BEGIN

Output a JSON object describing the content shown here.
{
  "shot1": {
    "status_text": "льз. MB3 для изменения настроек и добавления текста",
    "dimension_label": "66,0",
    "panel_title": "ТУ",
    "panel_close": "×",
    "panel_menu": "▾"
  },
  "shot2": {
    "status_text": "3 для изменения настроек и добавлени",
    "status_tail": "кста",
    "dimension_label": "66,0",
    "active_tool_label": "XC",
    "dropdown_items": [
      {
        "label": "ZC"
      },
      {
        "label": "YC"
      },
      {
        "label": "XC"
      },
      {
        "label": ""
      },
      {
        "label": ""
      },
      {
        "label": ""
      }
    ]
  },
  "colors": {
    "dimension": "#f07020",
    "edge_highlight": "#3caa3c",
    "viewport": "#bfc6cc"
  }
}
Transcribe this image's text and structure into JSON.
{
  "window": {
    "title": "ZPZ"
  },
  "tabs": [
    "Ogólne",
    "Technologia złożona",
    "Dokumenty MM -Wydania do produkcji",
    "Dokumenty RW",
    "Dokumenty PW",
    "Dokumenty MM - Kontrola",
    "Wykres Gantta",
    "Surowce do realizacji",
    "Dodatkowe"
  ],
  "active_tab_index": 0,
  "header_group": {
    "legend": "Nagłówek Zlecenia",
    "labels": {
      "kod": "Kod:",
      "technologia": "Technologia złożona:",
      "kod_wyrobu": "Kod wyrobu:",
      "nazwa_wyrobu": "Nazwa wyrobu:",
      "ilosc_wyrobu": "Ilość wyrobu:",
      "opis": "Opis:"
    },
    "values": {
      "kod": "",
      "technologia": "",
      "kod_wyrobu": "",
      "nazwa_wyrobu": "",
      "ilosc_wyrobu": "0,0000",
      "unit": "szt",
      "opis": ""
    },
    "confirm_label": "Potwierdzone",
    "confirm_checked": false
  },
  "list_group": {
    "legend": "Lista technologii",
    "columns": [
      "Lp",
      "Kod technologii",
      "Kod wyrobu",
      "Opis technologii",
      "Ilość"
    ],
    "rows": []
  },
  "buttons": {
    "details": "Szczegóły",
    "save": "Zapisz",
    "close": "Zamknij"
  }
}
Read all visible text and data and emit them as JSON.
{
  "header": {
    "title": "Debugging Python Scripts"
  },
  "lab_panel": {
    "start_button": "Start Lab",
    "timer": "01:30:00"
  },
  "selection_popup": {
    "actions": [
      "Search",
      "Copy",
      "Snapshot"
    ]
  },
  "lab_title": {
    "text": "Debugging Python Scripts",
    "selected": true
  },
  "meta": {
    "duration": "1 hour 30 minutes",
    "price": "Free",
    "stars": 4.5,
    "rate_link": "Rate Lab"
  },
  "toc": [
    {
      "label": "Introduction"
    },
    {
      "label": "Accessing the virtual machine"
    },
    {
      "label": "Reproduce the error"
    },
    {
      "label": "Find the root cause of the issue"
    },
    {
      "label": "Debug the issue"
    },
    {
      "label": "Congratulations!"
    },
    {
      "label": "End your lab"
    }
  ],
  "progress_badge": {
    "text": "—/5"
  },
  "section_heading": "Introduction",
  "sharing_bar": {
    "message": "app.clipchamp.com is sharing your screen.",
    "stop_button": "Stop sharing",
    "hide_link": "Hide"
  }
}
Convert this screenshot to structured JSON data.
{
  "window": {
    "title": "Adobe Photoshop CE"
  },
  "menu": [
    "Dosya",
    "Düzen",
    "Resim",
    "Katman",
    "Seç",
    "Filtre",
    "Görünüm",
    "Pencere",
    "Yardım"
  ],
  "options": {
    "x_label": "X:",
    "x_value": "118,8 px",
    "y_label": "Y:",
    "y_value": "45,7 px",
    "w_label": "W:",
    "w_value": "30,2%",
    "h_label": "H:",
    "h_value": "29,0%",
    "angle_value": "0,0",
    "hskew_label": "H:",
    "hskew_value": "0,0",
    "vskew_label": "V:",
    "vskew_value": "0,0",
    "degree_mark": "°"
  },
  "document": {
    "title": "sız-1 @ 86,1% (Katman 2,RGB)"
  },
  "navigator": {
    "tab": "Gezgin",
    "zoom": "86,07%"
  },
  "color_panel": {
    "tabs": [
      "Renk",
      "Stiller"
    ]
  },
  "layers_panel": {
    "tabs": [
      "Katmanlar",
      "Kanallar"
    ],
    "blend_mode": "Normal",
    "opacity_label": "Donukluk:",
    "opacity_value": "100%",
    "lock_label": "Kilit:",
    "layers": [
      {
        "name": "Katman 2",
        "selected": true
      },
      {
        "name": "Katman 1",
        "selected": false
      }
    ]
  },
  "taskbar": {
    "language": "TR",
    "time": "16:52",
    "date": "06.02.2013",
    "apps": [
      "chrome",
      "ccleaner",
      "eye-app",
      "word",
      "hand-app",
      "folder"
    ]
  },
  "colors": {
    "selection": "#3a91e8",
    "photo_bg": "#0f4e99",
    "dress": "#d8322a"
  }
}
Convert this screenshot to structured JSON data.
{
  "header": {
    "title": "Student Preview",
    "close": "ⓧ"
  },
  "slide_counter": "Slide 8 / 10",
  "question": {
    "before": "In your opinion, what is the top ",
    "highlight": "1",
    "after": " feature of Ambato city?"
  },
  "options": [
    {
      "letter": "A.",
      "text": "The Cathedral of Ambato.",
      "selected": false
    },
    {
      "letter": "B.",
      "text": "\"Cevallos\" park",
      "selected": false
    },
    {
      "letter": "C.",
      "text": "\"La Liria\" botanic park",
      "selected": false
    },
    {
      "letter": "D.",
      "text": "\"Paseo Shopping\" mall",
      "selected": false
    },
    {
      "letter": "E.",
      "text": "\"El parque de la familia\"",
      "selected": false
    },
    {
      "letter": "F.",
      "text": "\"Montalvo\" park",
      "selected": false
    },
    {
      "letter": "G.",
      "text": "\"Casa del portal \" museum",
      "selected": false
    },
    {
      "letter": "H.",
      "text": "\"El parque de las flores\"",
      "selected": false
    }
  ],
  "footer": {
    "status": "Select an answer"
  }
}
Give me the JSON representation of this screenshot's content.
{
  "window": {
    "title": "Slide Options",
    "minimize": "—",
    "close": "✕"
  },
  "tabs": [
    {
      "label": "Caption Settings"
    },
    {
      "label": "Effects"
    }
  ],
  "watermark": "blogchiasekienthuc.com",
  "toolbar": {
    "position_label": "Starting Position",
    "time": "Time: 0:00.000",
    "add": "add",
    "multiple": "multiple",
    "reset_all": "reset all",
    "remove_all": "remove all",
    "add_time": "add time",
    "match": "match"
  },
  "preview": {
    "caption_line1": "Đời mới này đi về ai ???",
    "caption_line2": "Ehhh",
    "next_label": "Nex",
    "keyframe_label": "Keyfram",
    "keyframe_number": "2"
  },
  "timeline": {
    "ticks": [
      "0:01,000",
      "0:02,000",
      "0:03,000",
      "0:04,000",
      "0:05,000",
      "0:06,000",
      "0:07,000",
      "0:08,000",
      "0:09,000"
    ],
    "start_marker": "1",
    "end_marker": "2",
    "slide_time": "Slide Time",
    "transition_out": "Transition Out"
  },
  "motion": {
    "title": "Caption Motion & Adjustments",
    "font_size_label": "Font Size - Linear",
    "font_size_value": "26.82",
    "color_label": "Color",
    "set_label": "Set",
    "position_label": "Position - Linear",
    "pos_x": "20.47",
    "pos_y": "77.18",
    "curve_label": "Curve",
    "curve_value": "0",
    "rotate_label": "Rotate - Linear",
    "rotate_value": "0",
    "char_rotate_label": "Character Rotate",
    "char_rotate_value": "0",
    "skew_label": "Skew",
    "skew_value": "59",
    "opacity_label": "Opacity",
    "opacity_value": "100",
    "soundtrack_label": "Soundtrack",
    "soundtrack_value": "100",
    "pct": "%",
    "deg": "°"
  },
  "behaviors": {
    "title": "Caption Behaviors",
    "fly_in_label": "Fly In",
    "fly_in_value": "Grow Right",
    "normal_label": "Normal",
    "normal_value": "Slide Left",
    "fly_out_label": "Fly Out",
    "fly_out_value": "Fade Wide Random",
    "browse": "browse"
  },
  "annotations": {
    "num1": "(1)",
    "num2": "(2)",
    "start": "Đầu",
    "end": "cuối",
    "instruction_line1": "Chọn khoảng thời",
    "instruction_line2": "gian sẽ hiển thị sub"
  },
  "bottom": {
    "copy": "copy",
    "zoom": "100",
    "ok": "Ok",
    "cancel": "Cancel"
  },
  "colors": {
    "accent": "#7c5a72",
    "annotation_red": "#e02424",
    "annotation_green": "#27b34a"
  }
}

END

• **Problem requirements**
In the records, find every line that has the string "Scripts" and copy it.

• **Response area**
    "title": "Debugging Python Scripts"
    "text": "Debugging Python Scripts",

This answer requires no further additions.